Machinability Of Titanium

Titanium machining is a growing industry. Everyone from aerospace and automotive, to medicine are demanding high strength parts with lower weights. Anyone working with titanium will have to take certain factors into consideration to get the most out of their time and money.

Is titanium difficult to machine?

Titanium is often described as difficult to machine. This is somewhat of a misnomer, titanium is only difficult to machine if you are trying to work with it in the same way you would work with other metals such as steel. To avoid this pitfall, it is essential to understand the properties to titanium. If you account for things like titanium’s chemical reactivity and low heat conductivity, working with titanium becomes no different than machining other metals.

Is Titanium Hazardous To Machine

Titanium is a relatively safe metal to work with. It has an auto-ignition temperature of 2,200F in air so it is unlikely to ignite when milling with coolant. The use of coolants will also prevent the build-up of titanium dust in the air. This is of particular importance because the auto-ignition temperature of titanium dust in air is 450F. Dry titanium burns slowly and can be controlled with dry table salt or a type D fire extinguisher. Remember not to apply water to a titanium fire as it can cause an explosion. Contact with titanium also produces no toxic effects.

Considerations When Machining Titanium

Low Heat Conductivity

Titanium does not conduct heat well. This means that when using something like an end mill in a CNC machine, the titanium will not heat; instead, all of the energy generated by friction is stored in the cutting edge of the end mill. Titanium’s low thermal conductivity is due to the element’s relatively low number of delocalised electrons. That is the same reason it is a poor conductor of electricity. What this means is anyone working with titanium will have to use lower cutting speeds. Reducing the cutting speed lowers heat generation in your tooling. Remember, a 30% increase in speed can shorten tool life by as much as 80%. To make up for lower cutter speeds, you can increase the feed rate on your CNC machine. This will have little impact on tool temperature but will make up for the lower speed. To learn more about this you can visit our speeds and feeds page.

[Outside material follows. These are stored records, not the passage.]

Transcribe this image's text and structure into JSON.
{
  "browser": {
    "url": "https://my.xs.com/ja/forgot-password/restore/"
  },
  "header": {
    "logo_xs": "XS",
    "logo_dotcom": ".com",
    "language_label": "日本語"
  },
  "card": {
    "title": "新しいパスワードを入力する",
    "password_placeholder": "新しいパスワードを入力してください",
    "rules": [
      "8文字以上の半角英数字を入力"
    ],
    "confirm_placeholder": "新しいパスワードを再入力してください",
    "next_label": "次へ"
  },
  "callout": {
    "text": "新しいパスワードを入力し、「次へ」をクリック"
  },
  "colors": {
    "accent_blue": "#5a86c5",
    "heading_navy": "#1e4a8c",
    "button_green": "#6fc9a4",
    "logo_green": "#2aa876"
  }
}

Tool heating can be further reduced by using a large flow of cutting fluid. It is very important to remember that the fluid needs to be directed precisely at the cutting point. Titanium’s low heat conductivity means the refrigeration effect is greatly reduced so you need plenty of coolant in just the right place.

High Chemical Reactivity

Titanium is a highly reactive metal, it will burn in oxygen and nitrogen. At high temperatures it can also form micro welds and actually start to smear as it reacts with tooling. This damages the cutting surface of the tool and has potentially disastrous consequences for parts. If the titanium is smearing, it is actually being spread across the surface you are machining. This could hide or close up small cracks which may then be missed in a visual inspection. Small particles of titanium can also cause tool abrasion which can lead to uneven tool wear.

If you are struggling with high chemical reactivity, try varying the depths of your cuts to spread out the tool wear. To learn more about tool wear and other common issues, visit our common problems page.

Low Modulus Of Elasticity

While aircraft manufacturers and other industries appreciate the elastic qualities of titanium, this property poses some challenges when machining. Under tool pressure, titanium deflects which means the cutting edge slides along the material rather than removing titanium. This can cause serious chatter problems, damaging your titanium and generating a huge amount of heat, which can ruin tooling.

To lower chatter, make sure your entire system is stiffened. This includes your CNC machine, spindle, tool holder, and tool. To learn more about how to avoid ruining your titanium and increase tool life, please visit our waste reduction page.

Work Hardening

Titanium can harden when worked, which significantly reduces the built up edge during machining. This can alter cutting angles leading to a thin chip that has a small contact area with the tool face. That increases the load over a section unit. The problem is exacerbated if your tooling is dull or your cutter has inappropriate geometry. This can lead to plastic deformation, which hardens the titanium. Once the titanium is work hardened, your CNC cutter’s speed will be incorrect and cause increased tool wear.

One way to prevent hardening is to never stop your tool feed during the machining process. This will instantly harden the titanium, heat the tool and cause breakage.

This can help you avoid work hardening and get the most out of your tooling.

Stress in Titanium

During forging, titanium can develop stress which can affect the machining process. This is usually caused by severe deformation during forging and is most common in high strength materials like titanium grade 5. Heat treatments can be used to relieve stress but they must be applied before the machining processes begins.

Stress and Mechanical Value Variation

Forged titanium can suffer as a result of high forge impact, low forge temperature and a poor element mix during the meeting of ingots. These can all cause stress or variation in the material, which can make machining more complex. Titanium also tends to return to its original shape, which can make machining thin walls difficult.

If you are interested in machining titanium, SGS Europe has an excellent line of end mills that can help improve productivity. We also offer 3 free regrinds for every bit we sell so you can be assured to get the best when you buy with us.